[[ Records for the exercise, beginning ]]

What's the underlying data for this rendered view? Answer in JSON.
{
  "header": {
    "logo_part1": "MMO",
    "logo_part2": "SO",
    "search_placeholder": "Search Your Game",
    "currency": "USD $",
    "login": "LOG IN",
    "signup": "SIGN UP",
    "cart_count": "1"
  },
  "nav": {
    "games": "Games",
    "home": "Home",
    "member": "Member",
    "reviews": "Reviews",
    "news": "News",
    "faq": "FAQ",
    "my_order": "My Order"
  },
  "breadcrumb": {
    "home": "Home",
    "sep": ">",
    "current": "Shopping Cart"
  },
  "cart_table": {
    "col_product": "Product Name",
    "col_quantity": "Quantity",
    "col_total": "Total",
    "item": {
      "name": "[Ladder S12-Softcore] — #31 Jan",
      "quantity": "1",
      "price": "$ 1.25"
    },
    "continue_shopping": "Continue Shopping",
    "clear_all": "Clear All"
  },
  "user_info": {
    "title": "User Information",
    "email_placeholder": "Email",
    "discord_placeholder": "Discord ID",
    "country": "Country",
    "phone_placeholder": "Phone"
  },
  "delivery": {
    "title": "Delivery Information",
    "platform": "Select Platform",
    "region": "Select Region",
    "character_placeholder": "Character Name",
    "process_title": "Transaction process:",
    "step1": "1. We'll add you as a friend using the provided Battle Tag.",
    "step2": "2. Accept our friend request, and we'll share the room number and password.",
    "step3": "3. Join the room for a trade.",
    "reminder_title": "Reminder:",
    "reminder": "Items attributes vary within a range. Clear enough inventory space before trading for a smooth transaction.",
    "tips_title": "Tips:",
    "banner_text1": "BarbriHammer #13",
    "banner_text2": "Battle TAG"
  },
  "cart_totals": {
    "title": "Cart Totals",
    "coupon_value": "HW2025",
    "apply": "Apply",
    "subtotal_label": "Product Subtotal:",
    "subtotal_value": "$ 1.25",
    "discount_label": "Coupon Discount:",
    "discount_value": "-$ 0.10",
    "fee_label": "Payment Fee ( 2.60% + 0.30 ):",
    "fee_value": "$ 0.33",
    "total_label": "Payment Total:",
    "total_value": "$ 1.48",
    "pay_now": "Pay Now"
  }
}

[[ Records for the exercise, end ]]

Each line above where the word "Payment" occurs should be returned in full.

    "fee_label": "Payment Fee ( 2.60% + 0.30 ):",
    "total_label": "Payment Total:",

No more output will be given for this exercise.